Much of the difficulty with change that I see in organizations I visit is related to the inability to adequately plan for change. Poor planning up front results in poor execution with a resultant need to spend time fixing what should have been foreseen in the first place.
Planning is a management function. Before one can plan, however, one needs to understand what it is that is being changed and why. This is where most change planning goes awry.
Japanese firms, like Toyota, front-load their change process by spending, what seems to Western firms, an inordinate amount of time to investigate problems and plan the needed changes. This approach pays huge dividends, however, because when it comes to execution, the right solution to the right cause has been identified and thoroughly planned in terms of implementation. It is rare in firms like Toyota to see an improvement team spending time fixing problems which are due to poor planning.

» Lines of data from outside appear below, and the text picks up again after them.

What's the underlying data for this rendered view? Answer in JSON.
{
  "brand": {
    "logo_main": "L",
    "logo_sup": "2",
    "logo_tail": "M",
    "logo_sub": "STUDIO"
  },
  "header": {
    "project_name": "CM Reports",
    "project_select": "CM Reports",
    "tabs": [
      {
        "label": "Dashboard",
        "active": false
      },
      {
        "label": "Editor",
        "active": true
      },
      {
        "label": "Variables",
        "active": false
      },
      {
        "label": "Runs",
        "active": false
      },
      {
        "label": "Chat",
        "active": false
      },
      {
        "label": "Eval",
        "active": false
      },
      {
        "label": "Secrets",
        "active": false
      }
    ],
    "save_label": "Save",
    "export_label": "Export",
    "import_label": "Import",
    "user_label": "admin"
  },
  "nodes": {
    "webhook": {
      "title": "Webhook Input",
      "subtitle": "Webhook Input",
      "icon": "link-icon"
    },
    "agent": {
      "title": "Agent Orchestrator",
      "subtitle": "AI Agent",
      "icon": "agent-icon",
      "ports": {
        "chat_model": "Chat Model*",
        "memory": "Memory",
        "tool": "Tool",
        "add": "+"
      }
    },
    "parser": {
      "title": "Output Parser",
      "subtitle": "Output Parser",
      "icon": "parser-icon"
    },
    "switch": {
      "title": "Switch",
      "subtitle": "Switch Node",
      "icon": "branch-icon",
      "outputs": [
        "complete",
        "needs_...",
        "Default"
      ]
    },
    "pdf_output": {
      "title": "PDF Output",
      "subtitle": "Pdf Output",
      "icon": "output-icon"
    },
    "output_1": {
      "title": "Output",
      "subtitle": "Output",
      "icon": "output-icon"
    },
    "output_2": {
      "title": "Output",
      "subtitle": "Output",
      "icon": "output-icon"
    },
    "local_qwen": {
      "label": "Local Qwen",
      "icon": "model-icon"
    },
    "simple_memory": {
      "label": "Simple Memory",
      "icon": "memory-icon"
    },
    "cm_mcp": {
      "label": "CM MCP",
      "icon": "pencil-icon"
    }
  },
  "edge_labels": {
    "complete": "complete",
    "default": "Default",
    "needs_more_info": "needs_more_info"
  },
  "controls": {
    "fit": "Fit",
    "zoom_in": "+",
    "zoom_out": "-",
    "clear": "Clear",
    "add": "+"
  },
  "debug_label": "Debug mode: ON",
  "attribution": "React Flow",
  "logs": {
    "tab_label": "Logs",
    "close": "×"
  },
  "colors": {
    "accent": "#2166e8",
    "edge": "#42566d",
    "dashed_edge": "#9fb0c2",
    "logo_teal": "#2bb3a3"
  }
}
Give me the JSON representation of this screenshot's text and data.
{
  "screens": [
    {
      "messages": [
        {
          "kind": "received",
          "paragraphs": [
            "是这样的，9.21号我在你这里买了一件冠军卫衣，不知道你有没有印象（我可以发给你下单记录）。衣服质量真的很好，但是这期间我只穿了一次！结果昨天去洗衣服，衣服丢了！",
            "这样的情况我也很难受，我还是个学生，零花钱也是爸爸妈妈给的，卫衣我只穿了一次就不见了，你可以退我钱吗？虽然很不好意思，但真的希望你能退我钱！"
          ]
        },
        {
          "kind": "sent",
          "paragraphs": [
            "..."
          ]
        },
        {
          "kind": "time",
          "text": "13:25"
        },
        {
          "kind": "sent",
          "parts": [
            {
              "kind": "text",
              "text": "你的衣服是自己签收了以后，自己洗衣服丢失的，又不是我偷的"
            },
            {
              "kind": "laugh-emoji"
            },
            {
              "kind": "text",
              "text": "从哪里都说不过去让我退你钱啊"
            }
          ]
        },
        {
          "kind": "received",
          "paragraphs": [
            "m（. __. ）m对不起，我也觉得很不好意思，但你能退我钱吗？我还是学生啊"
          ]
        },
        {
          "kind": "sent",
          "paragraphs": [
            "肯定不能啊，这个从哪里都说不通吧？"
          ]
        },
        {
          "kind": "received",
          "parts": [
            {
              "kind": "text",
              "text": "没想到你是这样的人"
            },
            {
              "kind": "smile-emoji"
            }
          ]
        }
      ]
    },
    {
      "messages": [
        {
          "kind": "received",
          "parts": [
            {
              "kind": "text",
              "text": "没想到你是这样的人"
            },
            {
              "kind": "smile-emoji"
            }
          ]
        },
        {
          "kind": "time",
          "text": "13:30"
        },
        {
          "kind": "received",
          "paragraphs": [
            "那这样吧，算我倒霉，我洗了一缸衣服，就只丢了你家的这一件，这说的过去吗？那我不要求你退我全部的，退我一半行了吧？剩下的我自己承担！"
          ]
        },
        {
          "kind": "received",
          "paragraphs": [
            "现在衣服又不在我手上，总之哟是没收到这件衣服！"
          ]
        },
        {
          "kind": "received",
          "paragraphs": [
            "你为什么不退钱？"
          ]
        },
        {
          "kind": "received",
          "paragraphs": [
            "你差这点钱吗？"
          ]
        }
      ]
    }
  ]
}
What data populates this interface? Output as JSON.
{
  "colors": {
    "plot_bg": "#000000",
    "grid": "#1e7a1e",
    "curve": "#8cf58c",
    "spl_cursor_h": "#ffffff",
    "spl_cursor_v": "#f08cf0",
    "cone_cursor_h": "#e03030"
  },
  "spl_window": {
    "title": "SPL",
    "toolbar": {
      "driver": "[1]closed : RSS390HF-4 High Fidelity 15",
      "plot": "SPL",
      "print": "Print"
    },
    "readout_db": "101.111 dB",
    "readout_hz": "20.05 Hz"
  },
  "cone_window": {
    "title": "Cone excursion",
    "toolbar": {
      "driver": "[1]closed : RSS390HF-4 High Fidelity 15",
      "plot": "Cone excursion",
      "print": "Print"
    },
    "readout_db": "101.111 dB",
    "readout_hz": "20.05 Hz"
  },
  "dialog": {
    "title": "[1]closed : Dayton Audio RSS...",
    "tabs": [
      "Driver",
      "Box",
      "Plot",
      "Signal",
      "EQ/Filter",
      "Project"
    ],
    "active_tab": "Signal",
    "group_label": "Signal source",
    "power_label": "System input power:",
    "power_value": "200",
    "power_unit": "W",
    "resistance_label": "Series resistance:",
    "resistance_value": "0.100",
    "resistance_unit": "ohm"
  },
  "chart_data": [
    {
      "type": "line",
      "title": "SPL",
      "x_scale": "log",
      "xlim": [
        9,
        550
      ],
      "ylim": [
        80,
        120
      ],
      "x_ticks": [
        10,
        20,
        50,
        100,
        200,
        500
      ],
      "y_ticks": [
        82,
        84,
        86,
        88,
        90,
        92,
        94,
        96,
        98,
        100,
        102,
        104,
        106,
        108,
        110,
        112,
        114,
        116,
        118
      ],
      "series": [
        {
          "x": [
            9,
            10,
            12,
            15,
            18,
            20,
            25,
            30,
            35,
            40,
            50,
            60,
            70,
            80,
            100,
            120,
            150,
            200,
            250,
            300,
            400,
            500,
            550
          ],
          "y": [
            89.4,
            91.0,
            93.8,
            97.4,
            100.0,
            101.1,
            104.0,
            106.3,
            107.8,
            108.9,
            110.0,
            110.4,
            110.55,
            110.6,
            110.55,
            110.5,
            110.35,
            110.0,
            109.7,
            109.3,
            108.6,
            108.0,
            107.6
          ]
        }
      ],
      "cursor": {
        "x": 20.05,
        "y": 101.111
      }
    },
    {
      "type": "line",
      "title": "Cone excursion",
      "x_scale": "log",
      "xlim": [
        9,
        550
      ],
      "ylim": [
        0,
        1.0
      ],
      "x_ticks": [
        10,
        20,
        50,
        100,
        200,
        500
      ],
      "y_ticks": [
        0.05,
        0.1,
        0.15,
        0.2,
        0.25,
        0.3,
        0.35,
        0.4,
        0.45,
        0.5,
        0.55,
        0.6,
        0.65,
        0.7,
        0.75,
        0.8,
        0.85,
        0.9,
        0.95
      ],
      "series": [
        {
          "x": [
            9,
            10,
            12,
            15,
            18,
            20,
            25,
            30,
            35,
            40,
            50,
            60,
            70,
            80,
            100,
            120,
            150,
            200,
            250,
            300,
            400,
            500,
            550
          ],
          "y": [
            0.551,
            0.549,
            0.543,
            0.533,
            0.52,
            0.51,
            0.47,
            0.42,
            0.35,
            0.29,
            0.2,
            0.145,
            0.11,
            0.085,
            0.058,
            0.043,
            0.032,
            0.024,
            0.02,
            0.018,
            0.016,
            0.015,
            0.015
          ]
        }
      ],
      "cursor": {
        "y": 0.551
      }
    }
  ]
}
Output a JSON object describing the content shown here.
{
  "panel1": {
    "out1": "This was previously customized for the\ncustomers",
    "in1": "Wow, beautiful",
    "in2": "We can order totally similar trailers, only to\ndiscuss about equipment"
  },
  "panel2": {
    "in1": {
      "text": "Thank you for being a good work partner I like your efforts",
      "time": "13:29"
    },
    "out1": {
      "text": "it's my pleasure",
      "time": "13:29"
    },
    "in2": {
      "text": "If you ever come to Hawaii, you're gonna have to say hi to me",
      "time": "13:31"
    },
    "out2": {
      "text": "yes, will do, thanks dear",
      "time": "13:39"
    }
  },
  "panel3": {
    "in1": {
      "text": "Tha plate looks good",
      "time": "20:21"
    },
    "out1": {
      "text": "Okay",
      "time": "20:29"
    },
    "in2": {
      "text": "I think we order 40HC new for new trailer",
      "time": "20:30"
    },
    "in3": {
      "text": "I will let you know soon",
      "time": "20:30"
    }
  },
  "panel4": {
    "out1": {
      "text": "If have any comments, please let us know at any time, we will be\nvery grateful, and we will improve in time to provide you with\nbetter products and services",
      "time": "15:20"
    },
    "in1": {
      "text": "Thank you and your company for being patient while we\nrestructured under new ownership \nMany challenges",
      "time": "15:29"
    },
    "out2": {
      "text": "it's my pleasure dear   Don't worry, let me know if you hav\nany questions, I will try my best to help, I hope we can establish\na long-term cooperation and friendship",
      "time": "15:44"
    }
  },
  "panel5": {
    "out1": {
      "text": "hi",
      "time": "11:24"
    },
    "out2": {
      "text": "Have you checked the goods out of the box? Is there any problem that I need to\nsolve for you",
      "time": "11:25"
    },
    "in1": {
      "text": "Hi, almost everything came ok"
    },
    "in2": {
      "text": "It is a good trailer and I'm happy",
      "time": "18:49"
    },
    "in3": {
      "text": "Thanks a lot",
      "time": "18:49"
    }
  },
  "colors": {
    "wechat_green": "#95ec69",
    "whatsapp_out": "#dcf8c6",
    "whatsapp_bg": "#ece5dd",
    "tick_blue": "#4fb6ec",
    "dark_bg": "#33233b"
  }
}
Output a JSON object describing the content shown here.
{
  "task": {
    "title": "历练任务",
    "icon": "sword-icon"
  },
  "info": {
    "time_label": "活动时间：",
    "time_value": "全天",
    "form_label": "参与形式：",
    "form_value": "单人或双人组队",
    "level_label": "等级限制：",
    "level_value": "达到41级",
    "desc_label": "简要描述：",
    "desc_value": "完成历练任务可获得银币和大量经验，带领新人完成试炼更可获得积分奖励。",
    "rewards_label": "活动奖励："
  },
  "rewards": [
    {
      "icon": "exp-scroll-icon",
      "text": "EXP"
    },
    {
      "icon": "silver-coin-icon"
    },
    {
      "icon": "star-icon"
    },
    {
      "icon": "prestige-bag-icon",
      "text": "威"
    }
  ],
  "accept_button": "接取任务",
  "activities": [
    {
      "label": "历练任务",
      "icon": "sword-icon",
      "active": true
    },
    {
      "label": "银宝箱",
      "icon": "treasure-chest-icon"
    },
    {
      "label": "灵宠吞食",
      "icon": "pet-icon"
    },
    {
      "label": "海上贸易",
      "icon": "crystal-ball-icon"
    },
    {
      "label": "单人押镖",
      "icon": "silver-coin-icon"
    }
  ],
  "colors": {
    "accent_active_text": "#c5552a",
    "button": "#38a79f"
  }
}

For the Western mindset, the Japanese approach to change and improvement seems slow and bureaucratic. Western managers like to “get things done” – to impel people into a frenzy of action, no matter whether that course of action is the right one or not.
At Toyota, employees are trained to solve problems in the work and implement solutions in a structured way. The Toyota A3 process provides that structure and guides employees in the think-through of problems and solution implementation. Most importantly, the A3 process shows management that the problem has been thoroughly investigated, and the root cause understood, so that solution planning can be undertaken in confidence. When management is not satisfied that adequate investigation and thinking has been given to a problem at hand, or that the solution developed may not necessarily be the best one, employees are urged to go back and restudy the problem to craft a superior solution
The net result of this approach is that, at Toyota, most change and improvement initiatives consist of Planning and Doing, with no back-end time spent fixing things which should have been caught in the planning process. Sometimes you have to slow down in order to go fast!